Description of the task. From the first line to the last, retype the data below exactly.

Recorded data:

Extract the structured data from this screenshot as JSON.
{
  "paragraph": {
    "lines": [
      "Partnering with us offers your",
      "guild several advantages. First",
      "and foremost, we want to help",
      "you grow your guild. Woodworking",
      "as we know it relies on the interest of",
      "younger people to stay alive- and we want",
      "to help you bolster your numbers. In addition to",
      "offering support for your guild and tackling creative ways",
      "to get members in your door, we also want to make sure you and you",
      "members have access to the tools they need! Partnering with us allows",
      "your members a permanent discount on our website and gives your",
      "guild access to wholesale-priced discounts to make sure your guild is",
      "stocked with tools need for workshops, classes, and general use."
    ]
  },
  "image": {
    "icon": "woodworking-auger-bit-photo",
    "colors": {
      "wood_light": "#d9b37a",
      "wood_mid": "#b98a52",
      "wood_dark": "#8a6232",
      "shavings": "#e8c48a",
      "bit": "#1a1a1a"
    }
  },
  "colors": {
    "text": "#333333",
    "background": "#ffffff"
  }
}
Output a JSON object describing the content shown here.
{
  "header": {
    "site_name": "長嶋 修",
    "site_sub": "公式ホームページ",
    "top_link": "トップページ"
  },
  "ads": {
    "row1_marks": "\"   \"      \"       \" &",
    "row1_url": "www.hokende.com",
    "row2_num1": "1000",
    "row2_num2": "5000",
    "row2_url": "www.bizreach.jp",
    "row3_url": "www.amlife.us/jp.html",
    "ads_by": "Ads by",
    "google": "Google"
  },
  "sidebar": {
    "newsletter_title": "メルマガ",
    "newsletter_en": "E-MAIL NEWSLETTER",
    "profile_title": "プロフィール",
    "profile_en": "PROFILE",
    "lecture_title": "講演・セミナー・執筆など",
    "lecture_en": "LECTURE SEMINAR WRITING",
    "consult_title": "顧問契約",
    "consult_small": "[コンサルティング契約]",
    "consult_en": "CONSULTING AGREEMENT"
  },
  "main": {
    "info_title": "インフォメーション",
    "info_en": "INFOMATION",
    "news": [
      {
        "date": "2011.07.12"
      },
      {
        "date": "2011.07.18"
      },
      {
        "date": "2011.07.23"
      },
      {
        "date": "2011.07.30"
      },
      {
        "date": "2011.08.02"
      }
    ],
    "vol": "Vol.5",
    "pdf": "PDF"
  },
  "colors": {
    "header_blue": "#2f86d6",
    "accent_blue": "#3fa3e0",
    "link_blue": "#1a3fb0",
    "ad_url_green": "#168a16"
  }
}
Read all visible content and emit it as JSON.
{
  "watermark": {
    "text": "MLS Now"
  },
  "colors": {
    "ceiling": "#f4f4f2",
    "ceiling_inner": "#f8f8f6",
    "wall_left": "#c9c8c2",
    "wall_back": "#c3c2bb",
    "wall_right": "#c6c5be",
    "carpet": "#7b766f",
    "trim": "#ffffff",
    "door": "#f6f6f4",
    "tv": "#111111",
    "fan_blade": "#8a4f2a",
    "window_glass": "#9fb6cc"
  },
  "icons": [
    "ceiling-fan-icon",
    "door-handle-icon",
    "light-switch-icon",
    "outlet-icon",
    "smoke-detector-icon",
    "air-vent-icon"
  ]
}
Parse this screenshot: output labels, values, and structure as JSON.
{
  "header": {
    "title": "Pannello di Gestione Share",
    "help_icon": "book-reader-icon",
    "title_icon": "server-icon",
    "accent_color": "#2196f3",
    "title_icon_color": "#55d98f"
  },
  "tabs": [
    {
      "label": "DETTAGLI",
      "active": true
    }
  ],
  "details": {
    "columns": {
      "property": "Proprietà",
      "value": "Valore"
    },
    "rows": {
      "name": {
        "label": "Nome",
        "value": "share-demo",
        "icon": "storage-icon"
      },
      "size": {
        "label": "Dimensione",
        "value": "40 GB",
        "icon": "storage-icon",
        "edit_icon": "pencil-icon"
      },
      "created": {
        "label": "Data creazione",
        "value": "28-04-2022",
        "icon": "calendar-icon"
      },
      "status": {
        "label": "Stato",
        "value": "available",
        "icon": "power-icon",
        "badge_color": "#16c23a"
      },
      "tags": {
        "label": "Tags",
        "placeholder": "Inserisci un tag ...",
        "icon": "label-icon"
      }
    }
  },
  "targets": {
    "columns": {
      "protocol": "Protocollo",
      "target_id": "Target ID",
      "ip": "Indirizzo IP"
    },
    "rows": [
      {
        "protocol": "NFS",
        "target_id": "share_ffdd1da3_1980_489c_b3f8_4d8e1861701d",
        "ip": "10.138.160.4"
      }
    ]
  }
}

Solved exercise.
Extract the structured data from this screenshot as JSON.
{
  "paragraph": {
    "lines": [
      "Partnering with us offers your",
      "guild several advantages. First",
      "and foremost, we want to help",
      "you grow your guild. Woodworking",
      "as we know it relies on the interest of",
      "younger people to stay alive- and we want",
      "to help you bolster your numbers. In addition to",
      "offering support for your guild and tackling creative ways",
      "to get members in your door, we also want to make sure you and you",
      "members have access to the tools they need! Partnering with us allows",
      "your members a permanent discount on our website and gives your",
      "guild access to wholesale-priced discounts to make sure your guild is",
      "stocked with tools need for workshops, classes, and general use."
    ]
  },
  "image": {
    "icon": "woodworking-auger-bit-photo",
    "colors": {
      "wood_light": "#d9b37a",
      "wood_mid": "#b98a52",
      "wood_dark": "#8a6232",
      "shavings": "#e8c48a",
      "bit": "#1a1a1a"
    }
  },
  "colors": {
    "text": "#333333",
    "background": "#ffffff"
  }
}
Output a JSON object describing the content shown here.
{
  "header": {
    "site_name": "長嶋 修",
    "site_sub": "公式ホームページ",
    "top_link": "トップページ"
  },
  "ads": {
    "row1_marks": "\"   \"      \"       \" &",
    "row1_url": "www.hokende.com",
    "row2_num1": "1000",
    "row2_num2": "5000",
    "row2_url": "www.bizreach.jp",
    "row3_url": "www.amlife.us/jp.html",
    "ads_by": "Ads by",
    "google": "Google"
  },
  "sidebar": {
    "newsletter_title": "メルマガ",
    "newsletter_en": "E-MAIL NEWSLETTER",
    "profile_title": "プロフィール",
    "profile_en": "PROFILE",
    "lecture_title": "講演・セミナー・執筆など",
    "lecture_en": "LECTURE SEMINAR WRITING",
    "consult_title": "顧問契約",
    "consult_small": "[コンサルティング契約]",
    "consult_en": "CONSULTING AGREEMENT"
  },
  "main": {
    "info_title": "インフォメーション",
    "info_en": "INFOMATION",
    "news": [
      {
        "date": "2011.07.12"
      },
      {
        "date": "2011.07.18"
      },
      {
        "date": "2011.07.23"
      },
      {
        "date": "2011.07.30"
      },
      {
        "date": "2011.08.02"
      }
    ],
    "vol": "Vol.5",
    "pdf": "PDF"
  },
  "colors": {
    "header_blue": "#2f86d6",
    "accent_blue": "#3fa3e0",
    "link_blue": "#1a3fb0",
    "ad_url_green": "#168a16"
  }
}
Read all visible content and emit it as JSON.
{
  "watermark": {
    "text": "MLS Now"
  },
  "colors": {
    "ceiling": "#f4f4f2",
    "ceiling_inner": "#f8f8f6",
    "wall_left": "#c9c8c2",
    "wall_back": "#c3c2bb",
    "wall_right": "#c6c5be",
    "carpet": "#7b766f",
    "trim": "#ffffff",
    "door": "#f6f6f4",
    "tv": "#111111",
    "fan_blade": "#8a4f2a",
    "window_glass": "#9fb6cc"
  },
  "icons": [
    "ceiling-fan-icon",
    "door-handle-icon",
    "light-switch-icon",
    "outlet-icon",
    "smoke-detector-icon",
    "air-vent-icon"
  ]
}
Parse this screenshot: output labels, values, and structure as JSON.
{
  "header": {
    "title": "Pannello di Gestione Share",
    "help_icon": "book-reader-icon",
    "title_icon": "server-icon",
    "accent_color": "#2196f3",
    "title_icon_color": "#55d98f"
  },
  "tabs": [
    {
      "label": "DETTAGLI",
      "active": true
    }
  ],
  "details": {
    "columns": {
      "property": "Proprietà",
      "value": "Valore"
    },
    "rows": {
      "name": {
        "label": "Nome",
        "value": "share-demo",
        "icon": "storage-icon"
      },
      "size": {
        "label": "Dimensione",
        "value": "40 GB",
        "icon": "storage-icon",
        "edit_icon": "pencil-icon"
      },
      "created": {
        "label": "Data creazione",
        "value": "28-04-2022",
        "icon": "calendar-icon"
      },
      "status": {
        "label": "Stato",
        "value": "available",
        "icon": "power-icon",
        "badge_color": "#16c23a"
      },
      "tags": {
        "label": "Tags",
        "placeholder": "Inserisci un tag ...",
        "icon": "label-icon"
      }
    }
  },
  "targets": {
    "columns": {
      "protocol": "Protocollo",
      "target_id": "Target ID",
      "ip": "Indirizzo IP"
    },
    "rows": [
      {
        "protocol": "NFS",
        "target_id": "share_ffdd1da3_1980_489c_b3f8_4d8e1861701d",
        "ip": "10.138.160.4"
      }
    ]
  }
}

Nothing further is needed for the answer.